• Work to be completed
Sift the material for lines containing "layer", and return them.

• Given records
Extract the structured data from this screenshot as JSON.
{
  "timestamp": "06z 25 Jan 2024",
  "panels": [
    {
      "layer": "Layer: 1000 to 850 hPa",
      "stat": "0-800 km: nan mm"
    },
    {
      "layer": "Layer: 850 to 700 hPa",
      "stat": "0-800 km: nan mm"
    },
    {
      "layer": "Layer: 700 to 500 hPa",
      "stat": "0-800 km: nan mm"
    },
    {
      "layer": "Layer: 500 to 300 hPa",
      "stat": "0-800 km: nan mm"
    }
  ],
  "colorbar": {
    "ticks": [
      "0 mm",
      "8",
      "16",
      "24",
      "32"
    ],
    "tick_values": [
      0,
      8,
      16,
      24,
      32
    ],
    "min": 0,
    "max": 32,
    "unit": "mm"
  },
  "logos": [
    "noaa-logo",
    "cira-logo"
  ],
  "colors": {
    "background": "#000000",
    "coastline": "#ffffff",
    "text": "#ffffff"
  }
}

• Response to this task
      "layer": "Layer: 1000 to 850 hPa",
      "layer": "Layer: 850 to 700 hPa",
      "layer": "Layer: 700 to 500 hPa",
      "layer": "Layer: 500 to 300 hPa",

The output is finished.